In Trinidad and Tobago, Corpus Christi is the feast day celebrating the Institution of the Mass. This event occurs on the first Thursday following Trinity Sunday, which is the first Sunday after Pentecost. Observances take place in Port of Spain, San Fernando, Scarborough and other parishes across the country. Followers of the Roman Catholic faith attend church services on Corpus Christi morning before going to processions in their communities. The biggest procession is held in front of the Roman Catholic Cathedral on Independence Square in Port of Spain.
In Spain and Provence the processions can be elaborate, featuring saints and characters from the Bible, following a path decorated with wreaths and flowers.
In Portugal the feast is known as Dia de Corpo de Deusand has been one of the major religious observances both on the mainland and in the Azores since medieval times. In the city of Ponta Delgada, in the Azores, the people make a flower-petal carpet almost three quarters of a mile in length. A procession of high-ranking clergy and red-robed priests who are followed by a group of first communicants (those who will receive communion for the first time), pass over this carpet. The climax of the ceremony comes when the bishop raises the silver monstrance and exposes the Blessed Sacrament, the “body of Christ”.

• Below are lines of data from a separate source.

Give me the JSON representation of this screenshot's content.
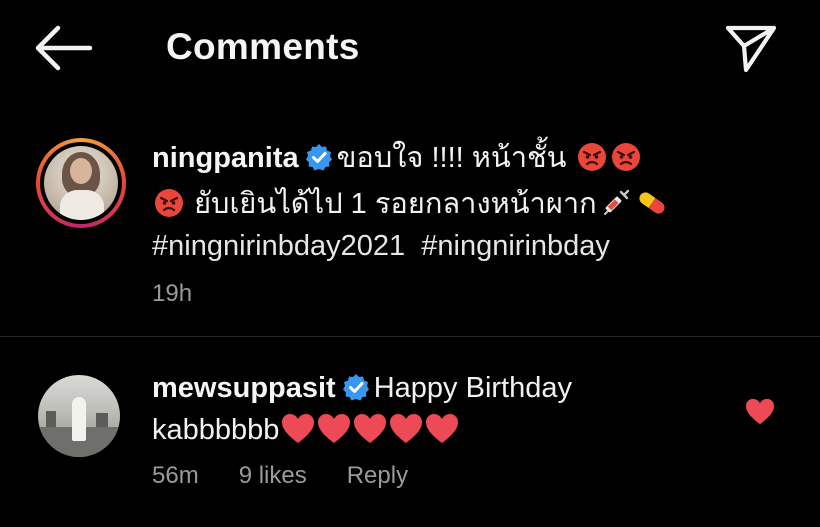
{
  "header": {
    "title": "Comments",
    "back_icon": "arrow-left-icon",
    "send_icon": "paper-plane-icon"
  },
  "caption": {
    "username": "ningpanita",
    "line1_text": "ขอบใจ !!!! หน้าชั้น",
    "line2_text": "ยับเยินได้ไป 1 รอยกลางหน้าผาก",
    "hashtag1": "#ningnirinbday2021",
    "hashtag2": "#ningnirinbday",
    "time": "19h"
  },
  "reply": {
    "username": "mewsuppasit",
    "text_line1": "Happy Birthday",
    "text_line2": "kabbbbbb",
    "time": "56m",
    "likes": "9 likes",
    "reply_label": "Reply"
  },
  "colors": {
    "background": "#000000",
    "verified": "#3897f0",
    "heart": "#ed4956",
    "angry_emoji": "#e8473a",
    "meta_text": "#9a9a9a"
  }
}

In Germany Corpus Christi is celebrated with colorful processions where the sacrament and other holy symbols are carried throughout the villages. Small-town streets are decorated with flowers and greenery. Children dressed in white wear wreaths of flowers and accompany women in regional costume and local clergy. Sometimes people display pictures of Jesus Christ and spread carpets in front of their houses to honor the day. Some processions, for example in the region of Bavaria, are held on lakes rather than on the streets, with flower-decked boats carrying members of the procession and worshippers across the waters.

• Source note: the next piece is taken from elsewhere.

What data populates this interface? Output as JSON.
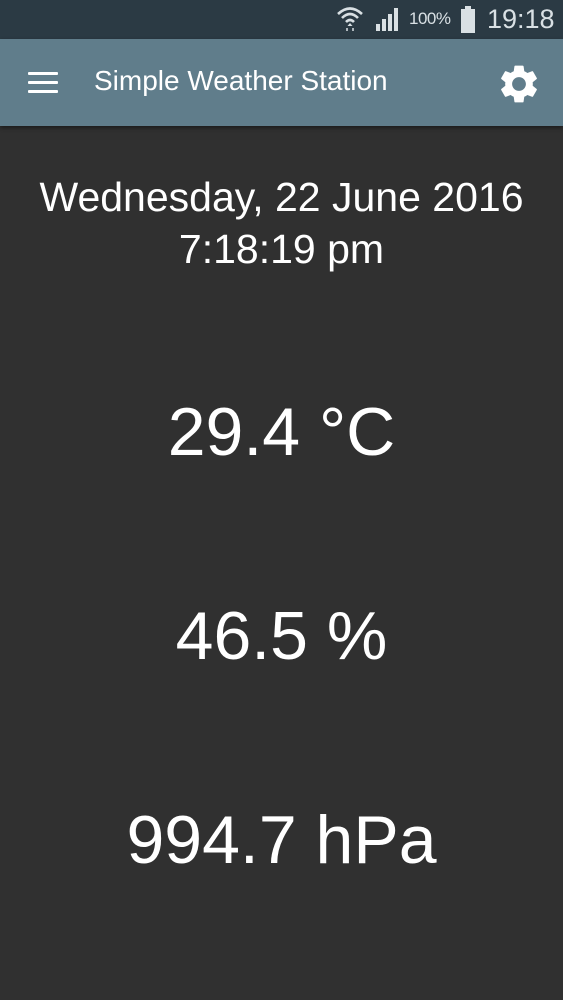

In Switzerland this festival is usually observed with elaborate processions of clergy in their best robes, people in regional costumes, and soldiers in historic uniforms. The priest who leads the procession often walks on a carpet of flowers. In some areas it is customary to throw the church doors open and to decorate the altar and aisles with garlands and greens.
In Mexico religious processions are common on this day, as is the reposiar, a small shrine or altar set up along the procession’s path, covered with a lace trimmed altar cloth and decorated with candles, flowers and garlands. In some parts of Mexico Corpus Christi is observed with symbolic battles between the Moors and the Christians, particularly in the Sierras of Puebla and Veracruz. Another spectacle that takes place on this day is the Danza de los Voladores, or Flying Pole Dance. The dance involves five men, each representing the five elements of the indigenous world, on a tall pole. One of the men plays a musical instrument at the top of the pole while the remaining four descend the pole with a rope tied by one of their feet. The rope unwraps itself 13 times for each of the four flyers, symbolizing the 52 weeks of the year.
Since there is often a great deal of rainfall around the time of the Corpus Christi celebrations, gardeners in Trinidad and Tobago consider the day to be good for planting, as it is believed that anything planted on this day will thrive. The prospect of showers does not in any way deter those observing the day, whether planting or taking part in the public processions. Both farmers and first time planters try to get the best fruit and vegetable plants for this occasion and many gardeners stock up on seeds, seedlings, plants and fertilizers. Some planters also carry their seeds to church services for blessing. Among the popular plants purchased during this time are tomatoes, hot peppers, melongene (eggplant or aubergine), ochro, patchoi (Chinese cabbage or bok choy), lettuce, and grains such as corn and pigeon peas.